[Dataset items]
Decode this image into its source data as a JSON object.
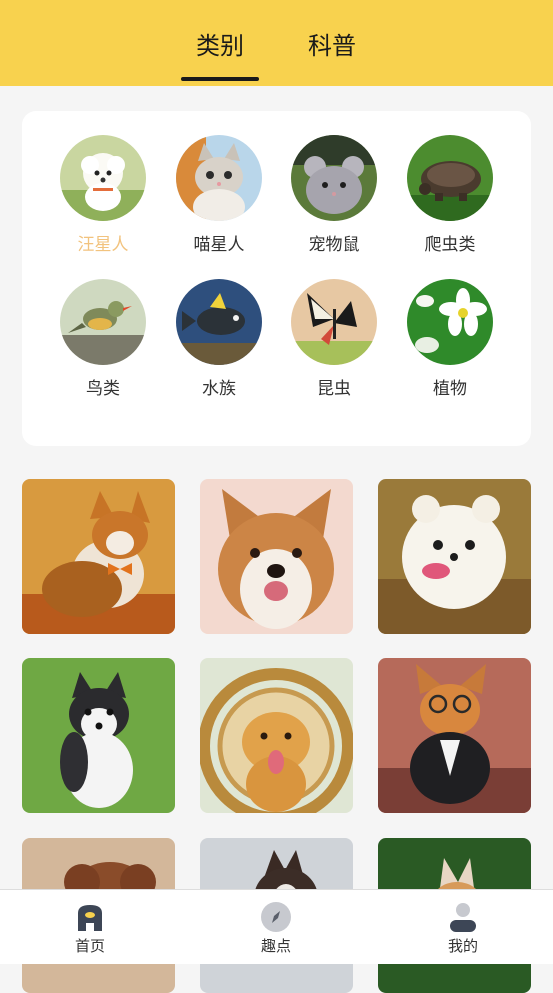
{
  "header": {
    "tabs": [
      {
        "label": "类别",
        "active": true
      },
      {
        "label": "科普",
        "active": false
      }
    ],
    "background_color": "#f8d24e"
  },
  "categories": [
    {
      "label": "汪星人",
      "active": true,
      "icon": "dog-photo"
    },
    {
      "label": "喵星人",
      "active": false,
      "icon": "cat-photo"
    },
    {
      "label": "宠物鼠",
      "active": false,
      "icon": "chinchilla-photo"
    },
    {
      "label": "爬虫类",
      "active": false,
      "icon": "turtle-photo"
    },
    {
      "label": "鸟类",
      "active": false,
      "icon": "bird-photo"
    },
    {
      "label": "水族",
      "active": false,
      "icon": "fish-photo"
    },
    {
      "label": "昆虫",
      "active": false,
      "icon": "butterfly-photo"
    },
    {
      "label": "植物",
      "active": false,
      "icon": "flower-photo"
    }
  ],
  "active_category_color": "#f2c37e",
  "photos": [
    {
      "subject": "corgi-with-bowtie"
    },
    {
      "subject": "smiling-corgi"
    },
    {
      "subject": "white-pomeranian"
    },
    {
      "subject": "husky-puppy"
    },
    {
      "subject": "golden-retriever"
    },
    {
      "subject": "corgi-with-glasses"
    },
    {
      "subject": "poodle"
    },
    {
      "subject": "alaskan-malamute"
    },
    {
      "subject": "shiba-dog"
    }
  ],
  "bottom_nav": [
    {
      "label": "首页",
      "icon": "home-icon",
      "active": true
    },
    {
      "label": "趣点",
      "icon": "compass-icon",
      "active": false
    },
    {
      "label": "我的",
      "icon": "user-icon",
      "active": false
    }
  ]
}
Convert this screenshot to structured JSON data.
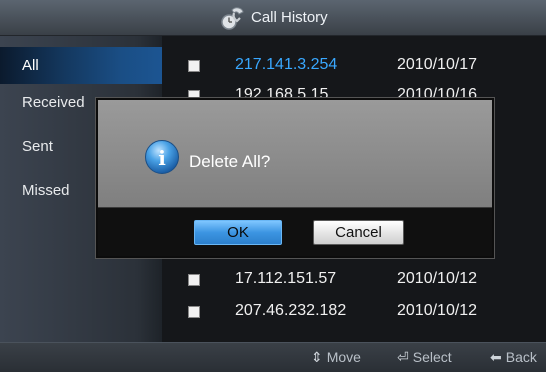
{
  "window": {
    "title": "Call History"
  },
  "sidebar": {
    "items": [
      {
        "label": "All",
        "selected": true
      },
      {
        "label": "Received",
        "selected": false
      },
      {
        "label": "Sent",
        "selected": false
      },
      {
        "label": "Missed",
        "selected": false
      }
    ]
  },
  "list": {
    "rows": [
      {
        "ip": "217.141.3.254",
        "date": "2010/10/17",
        "highlight": true
      },
      {
        "ip": "192.168.5.15",
        "date": "2010/10/16",
        "highlight": false
      },
      {
        "ip": "17.112.151.57",
        "date": "2010/10/12",
        "highlight": false
      },
      {
        "ip": "207.46.232.182",
        "date": "2010/10/12",
        "highlight": false
      }
    ]
  },
  "footer": {
    "move_label": "Move",
    "move_glyph": "⇕",
    "select_label": "Select",
    "select_glyph": "⏎",
    "back_label": "Back",
    "back_glyph": "⬅"
  },
  "dialog": {
    "message": "Delete All?",
    "icon": "info-icon",
    "ok_label": "OK",
    "cancel_label": "Cancel"
  },
  "colors": {
    "accent": "#39a8ff",
    "selected_bg": "#1a4e85",
    "ok_button": "#3c95e2"
  }
}
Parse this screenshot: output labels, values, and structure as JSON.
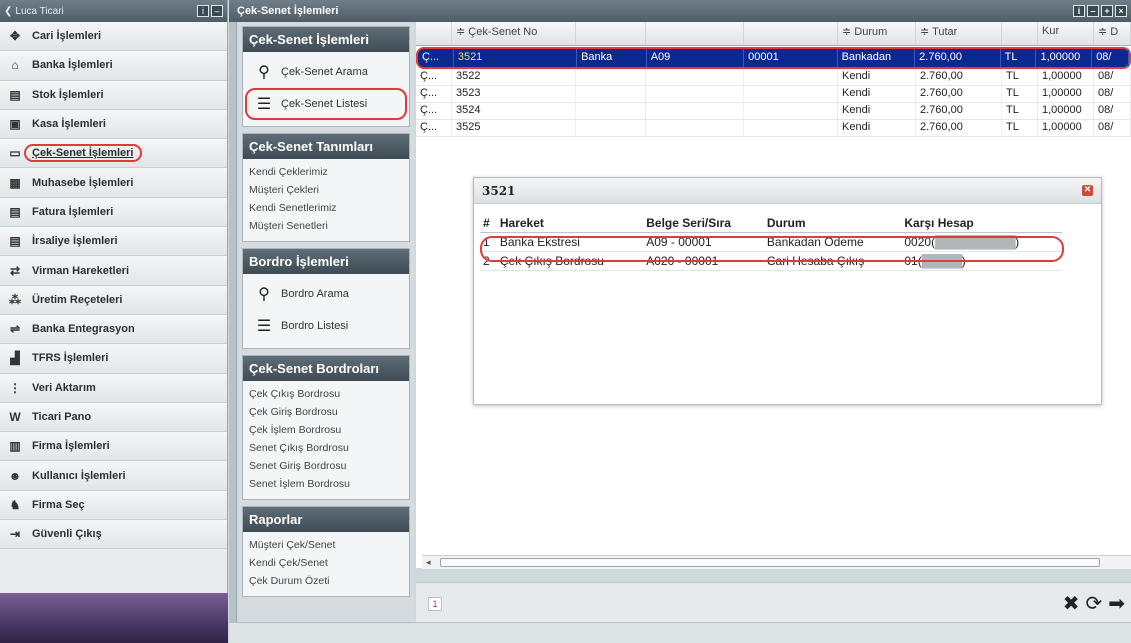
{
  "left_nav": {
    "title": "Luca Ticari",
    "items": [
      {
        "label": "Cari İşlemleri",
        "icon": "handshake-icon",
        "glyph": "✥"
      },
      {
        "label": "Banka İşlemleri",
        "icon": "bank-icon",
        "glyph": "⌂"
      },
      {
        "label": "Stok İşlemleri",
        "icon": "stock-icon",
        "glyph": "▤"
      },
      {
        "label": "Kasa İşlemleri",
        "icon": "cashbox-icon",
        "glyph": "▣"
      },
      {
        "label": "Çek-Senet İşlemleri",
        "icon": "cheque-icon",
        "glyph": "▭",
        "active": true
      },
      {
        "label": "Muhasebe İşlemleri",
        "icon": "accounting-icon",
        "glyph": "▦"
      },
      {
        "label": "Fatura İşlemleri",
        "icon": "invoice-icon",
        "glyph": "▤"
      },
      {
        "label": "İrsaliye İşlemleri",
        "icon": "waybill-icon",
        "glyph": "▤"
      },
      {
        "label": "Virman Hareketleri",
        "icon": "transfer-icon",
        "glyph": "⇄"
      },
      {
        "label": "Üretim Reçeteleri",
        "icon": "production-icon",
        "glyph": "⁂"
      },
      {
        "label": "Banka Entegrasyon",
        "icon": "integration-icon",
        "glyph": "⇌"
      },
      {
        "label": "TFRS İşlemleri",
        "icon": "tfrs-icon",
        "glyph": "▟"
      },
      {
        "label": "Veri Aktarım",
        "icon": "data-transfer-icon",
        "glyph": "⋮"
      },
      {
        "label": "Ticari Pano",
        "icon": "dashboard-icon",
        "glyph": "W"
      },
      {
        "label": "Firma İşlemleri",
        "icon": "company-icon",
        "glyph": "▥"
      },
      {
        "label": "Kullanıcı İşlemleri",
        "icon": "user-icon",
        "glyph": "☻"
      },
      {
        "label": "Firma Seç",
        "icon": "select-company-icon",
        "glyph": "♞"
      },
      {
        "label": "Güvenli Çıkış",
        "icon": "logout-icon",
        "glyph": "⇥"
      }
    ]
  },
  "topbar": {
    "title": "Çek-Senet İşlemleri"
  },
  "mid": {
    "cek_senet_islemleri": {
      "title": "Çek-Senet İşlemleri",
      "links": [
        {
          "label": "Çek-Senet Arama",
          "icon": "search-icon",
          "glyph": "⚲"
        },
        {
          "label": "Çek-Senet Listesi",
          "icon": "list-icon",
          "glyph": "☰",
          "circled": true
        }
      ]
    },
    "tanimlar": {
      "title": "Çek-Senet Tanımları",
      "links": [
        "Kendi Çeklerimiz",
        "Müşteri Çekleri",
        "Kendi Senetlerimiz",
        "Müşteri Senetleri"
      ]
    },
    "bordro_islemleri": {
      "title": "Bordro İşlemleri",
      "links": [
        {
          "label": "Bordro Arama",
          "icon": "search-icon",
          "glyph": "⚲"
        },
        {
          "label": "Bordro Listesi",
          "icon": "list-icon",
          "glyph": "☰"
        }
      ]
    },
    "bordrolar": {
      "title": "Çek-Senet Bordroları",
      "links": [
        "Çek Çıkış Bordrosu",
        "Çek Giriş Bordrosu",
        "Çek İşlem Bordrosu",
        "Senet Çıkış Bordrosu",
        "Senet Giriş Bordrosu",
        "Senet İşlem Bordrosu"
      ]
    },
    "raporlar": {
      "title": "Raporlar",
      "links": [
        "Müşteri Çek/Senet",
        "Kendi Çek/Senet",
        "Çek Durum Özeti"
      ]
    }
  },
  "grid": {
    "headers": [
      "",
      "≑ Çek-Senet No",
      "",
      "",
      "",
      "≑ Durum",
      "≑ Tutar",
      "",
      "Kur",
      "≑ D"
    ],
    "rows": [
      [
        "Ç...",
        "3521",
        "Banka",
        "A09",
        "00001",
        "Bankadan",
        "2.760,00",
        "TL",
        "1,00000",
        "08/"
      ],
      [
        "Ç...",
        "3522",
        "",
        "",
        "",
        "Kendi",
        "2.760,00",
        "TL",
        "1,00000",
        "08/"
      ],
      [
        "Ç...",
        "3523",
        "",
        "",
        "",
        "Kendi",
        "2.760,00",
        "TL",
        "1,00000",
        "08/"
      ],
      [
        "Ç...",
        "3524",
        "",
        "",
        "",
        "Kendi",
        "2.760,00",
        "TL",
        "1,00000",
        "08/"
      ],
      [
        "Ç...",
        "3525",
        "",
        "",
        "",
        "Kendi",
        "2.760,00",
        "TL",
        "1,00000",
        "08/"
      ]
    ]
  },
  "popup": {
    "title": "3521",
    "headers": [
      "#",
      "Hareket",
      "Belge Seri/Sıra",
      "Durum",
      "Karşı Hesap"
    ],
    "rows": [
      [
        "1",
        "Banka Ekstresi",
        "A09 - 00001",
        "Bankadan Ödeme",
        "0020(",
        "██████████",
        ")"
      ],
      [
        "2",
        "Çek Çıkış Bordrosu",
        "A020 - 00001",
        "Cari Hesaba Çıkış",
        "01(",
        "█████",
        ")"
      ]
    ]
  },
  "status": {
    "page": "1"
  },
  "colors": {
    "selection": "#0a2a8f",
    "highlight_circle": "#e23a3a"
  }
}
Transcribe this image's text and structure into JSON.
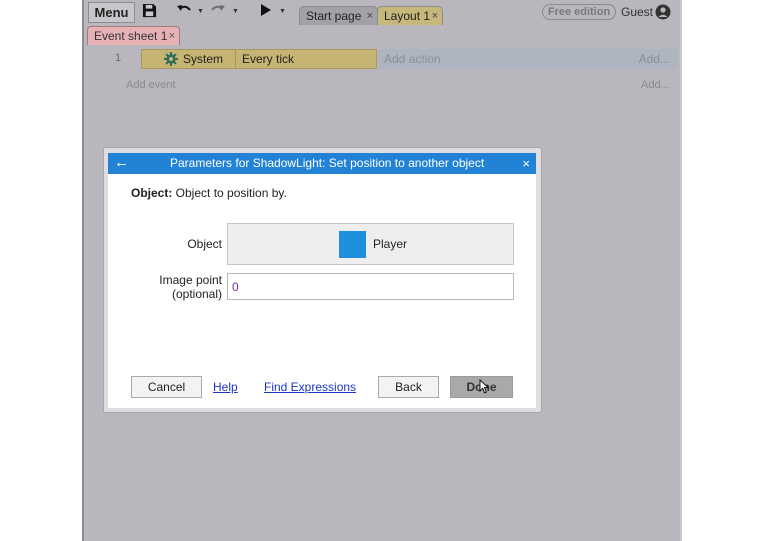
{
  "toolbar": {
    "menu_label": "Menu",
    "tabs": [
      {
        "label": "Start page",
        "close": "×"
      },
      {
        "label": "Layout 1",
        "close": "×"
      }
    ],
    "edition_badge": "Free edition",
    "user_label": "Guest"
  },
  "event_sheet": {
    "tab_label": "Event sheet 1",
    "tab_close": "×",
    "events": [
      {
        "number": "1",
        "condition_object": "System",
        "condition_text": "Every tick",
        "add_action_label": "Add action",
        "add_label": "Add..."
      }
    ],
    "add_event_label": "Add event",
    "add_label": "Add..."
  },
  "dialog": {
    "title": "Parameters for ShadowLight: Set position to another object",
    "back_glyph": "←",
    "close_glyph": "×",
    "description_bold": "Object:",
    "description_text": " Object to position by.",
    "object_label": "Object",
    "object_value": "Player",
    "object_color": "#1f8fdd",
    "image_point_label_1": "Image point",
    "image_point_label_2": "(optional)",
    "image_point_value": "0",
    "buttons": {
      "cancel": "Cancel",
      "help": "Help",
      "find_expressions": "Find Expressions",
      "back": "Back",
      "done": "Done"
    }
  },
  "colors": {
    "title_bar": "#2283d6",
    "condition_bg": "#c5b472",
    "sheet_tab": "#e6b1b5",
    "link": "#1a35c8",
    "expression_text": "#7a2db0"
  }
}
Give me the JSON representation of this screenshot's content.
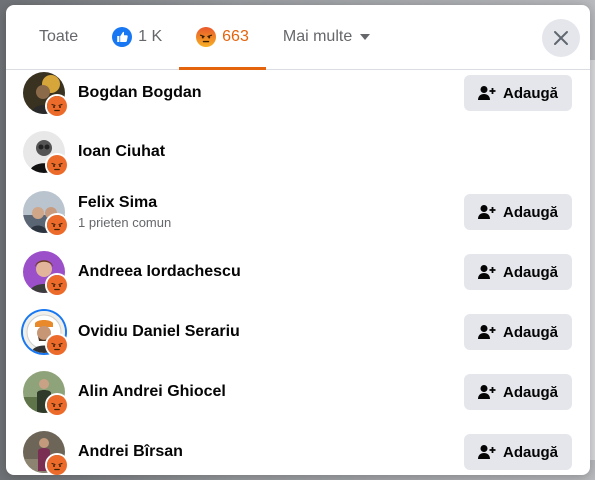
{
  "tabs": [
    {
      "label": "Toate"
    },
    {
      "icon": "like-reaction-icon",
      "count": "1 K"
    },
    {
      "icon": "angry-reaction-icon",
      "count": "663",
      "active": true
    },
    {
      "label": "Mai multe"
    }
  ],
  "colors": {
    "accent": "#e4640d",
    "like_blue": "#1877f2",
    "button_bg": "#e4e6eb"
  },
  "add_label": "Adaugă",
  "people": [
    {
      "name": "Bogdan Bogdan",
      "sub": "",
      "has_add": true
    },
    {
      "name": "Ioan Ciuhat",
      "sub": "",
      "has_add": false
    },
    {
      "name": "Felix Sima",
      "sub": "1 prieten comun",
      "has_add": true
    },
    {
      "name": "Andreea Iordachescu",
      "sub": "",
      "has_add": true
    },
    {
      "name": "Ovidiu Daniel Serariu",
      "sub": "",
      "has_add": true
    },
    {
      "name": "Alin Andrei Ghiocel",
      "sub": "",
      "has_add": true
    },
    {
      "name": "Andrei Bîrsan",
      "sub": "",
      "has_add": true
    }
  ]
}
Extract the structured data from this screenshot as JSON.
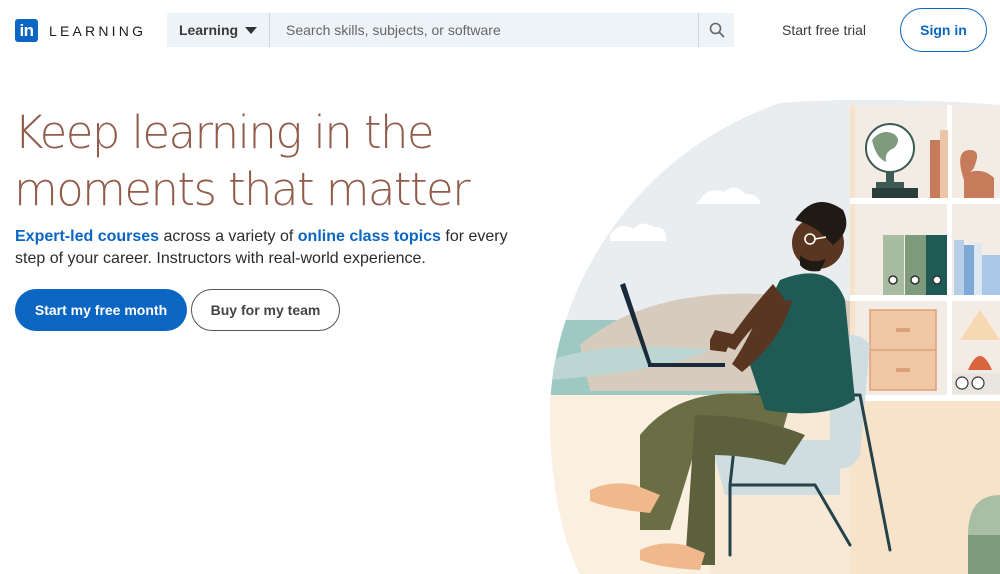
{
  "header": {
    "logo_mark": "in",
    "logo_text": "LEARNING",
    "search": {
      "category": "Learning",
      "placeholder": "Search skills, subjects, or software",
      "value": ""
    },
    "start_trial": "Start free trial",
    "sign_in": "Sign in"
  },
  "hero": {
    "title_line1": "Keep learning in the",
    "title_line2": "moments that matter",
    "desc": {
      "link1": "Expert-led courses",
      "text1": " across a variety of ",
      "link2": "online class topics",
      "text2": " for every step of your career. Instructors with real-world experience."
    },
    "primary_cta": "Start my free month",
    "secondary_cta": "Buy for my team"
  },
  "colors": {
    "brand": "#0a66c2",
    "headline": "#915b49"
  },
  "icons": {
    "search": "search-icon",
    "dropdown": "caret-down-icon"
  }
}
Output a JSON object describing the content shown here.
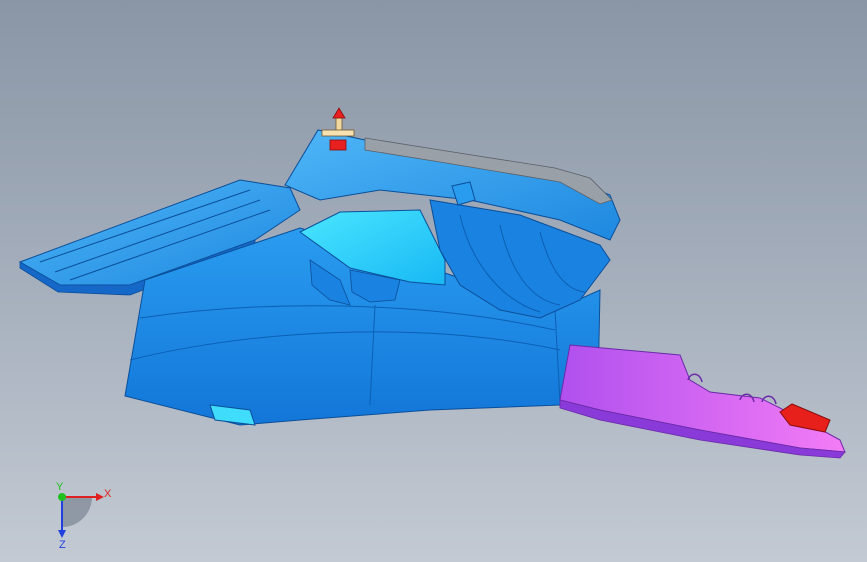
{
  "viewport": {
    "background_top": "#8a96a6",
    "background_bottom": "#c3cad3"
  },
  "model": {
    "main_color": "#1e8fe6",
    "highlight_color": "#3fdcfb",
    "shade_color": "#0f6fd0",
    "bracket_color": "#c05cf0",
    "bracket_light": "#f070f5",
    "tab_color": "#e8201c",
    "gray_strip_color": "#9aa0a8"
  },
  "triad": {
    "x_label": "X",
    "y_label": "Y",
    "z_label": "Z",
    "x_color": "#e02020",
    "y_color": "#20c020",
    "z_color": "#2040e0"
  }
}
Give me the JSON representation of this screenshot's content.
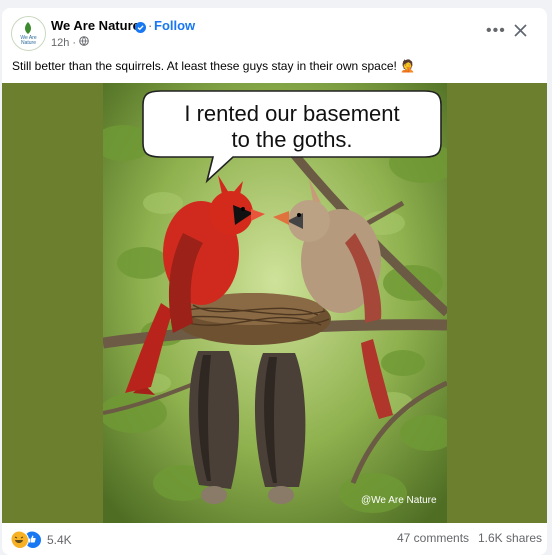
{
  "post": {
    "page_name": "We Are Nature",
    "avatar_text": [
      "We Are",
      "Nature"
    ],
    "follow_label": "Follow",
    "separator": "·",
    "time": "12h",
    "audience_icon": "globe-icon",
    "more_icon": "more-options-icon",
    "close_icon": "close-icon",
    "caption": "Still better than the squirrels. At least these guys stay in their own space! 🤦"
  },
  "image": {
    "speech_bubble_lines": [
      "I rented our basement",
      "to the goths."
    ],
    "watermark": "@We Are Nature"
  },
  "footer": {
    "reaction_icons": [
      "haha-icon",
      "like-icon"
    ],
    "reaction_count": "5.4K",
    "comments": "47 comments",
    "shares": "1.6K shares"
  },
  "colors": {
    "accent": "#1877f2",
    "muted_text": "#65676b",
    "photo_padding": "#6b7f2e",
    "cardinal_male": "#d42a1c",
    "cardinal_female": "#b59a7e"
  }
}
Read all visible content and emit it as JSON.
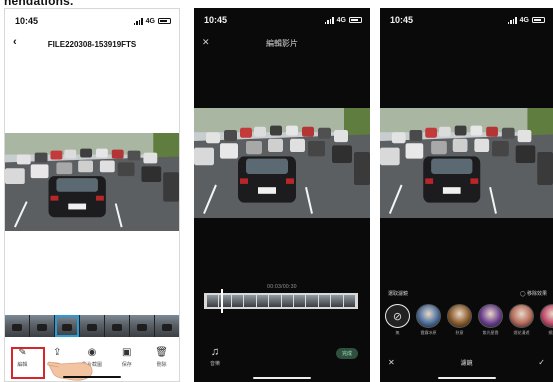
{
  "cropped_caption": "nendations.",
  "panels": [
    {
      "time": "10:45",
      "network": "4G",
      "title": "FILE220308-153919FTS",
      "back_icon": "chevron-left-icon",
      "toolbar": [
        {
          "label": "編輯",
          "icon": "pen-icon"
        },
        {
          "label": "",
          "icon": "share-icon"
        },
        {
          "label": "影片截圖",
          "icon": "camera-icon"
        },
        {
          "label": "保存",
          "icon": "save-icon"
        },
        {
          "label": "刪除",
          "icon": "trash-icon"
        }
      ]
    },
    {
      "time": "10:45",
      "network": "4G",
      "title": "編輯影片",
      "close_icon": "close-icon",
      "timecode": "00:03/00:30",
      "music_label": "音樂",
      "done_label": "完成"
    },
    {
      "time": "10:45",
      "network": "4G",
      "filter_heading": "選取濾鏡",
      "filter_reset": "◯ 移除效果",
      "filters": [
        {
          "label": "無",
          "tone": "none"
        },
        {
          "label": "霞霧冰原",
          "tone": "#4a6e9c"
        },
        {
          "label": "秋意",
          "tone": "#8a5a2a"
        },
        {
          "label": "紫光星雲",
          "tone": "#6a3e8e"
        },
        {
          "label": "煙花漫遊",
          "tone": "#b56a5a"
        },
        {
          "label": "繽紛",
          "tone": "#c24a6a"
        }
      ],
      "bottom_title": "濾鏡"
    }
  ],
  "colors": {
    "highlight_red": "#d6262c",
    "selection_blue": "#2a9bd6",
    "done_green": "#9fe0b8"
  }
}
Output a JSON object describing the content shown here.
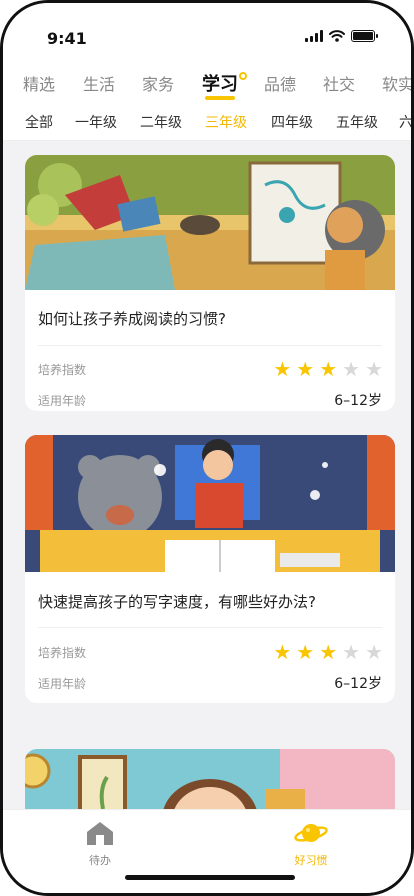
{
  "status": {
    "time": "9:41"
  },
  "categories": [
    "精选",
    "生活",
    "家务",
    "学习",
    "品德",
    "社交",
    "软实力"
  ],
  "active_category": "学习",
  "grades": [
    "全部",
    "一年级",
    "二年级",
    "三年级",
    "四年级",
    "五年级",
    "六年级"
  ],
  "active_grade": "三年级",
  "cards": [
    {
      "title": "如何让孩子养成阅读的习惯?",
      "index_label": "培养指数",
      "rating": 3,
      "rating_max": 5,
      "age_label": "适用年龄",
      "age_value": "6–12岁"
    },
    {
      "title": "快速提高孩子的写字速度，有哪些好办法?",
      "index_label": "培养指数",
      "rating": 3,
      "rating_max": 5,
      "age_label": "适用年龄",
      "age_value": "6–12岁"
    }
  ],
  "tabbar": {
    "todo_label": "待办",
    "todo_icon": "house-icon",
    "habit_label": "好习惯",
    "habit_icon": "planet-icon"
  },
  "colors": {
    "accent": "#f9c500",
    "accent_text": "#f5b800"
  }
}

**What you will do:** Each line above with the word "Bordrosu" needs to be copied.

**Solution:**
        "Çek Çıkış Bordrosu",
        "Çek Giriş Bordrosu",
        "Çek İşlem Bordrosu",
        "Senet Çıkış Bordrosu",
        "Senet Giriş Bordrosu",
        "Senet İşlem Bordrosu"
        "Çek Çıkış Bordrosu",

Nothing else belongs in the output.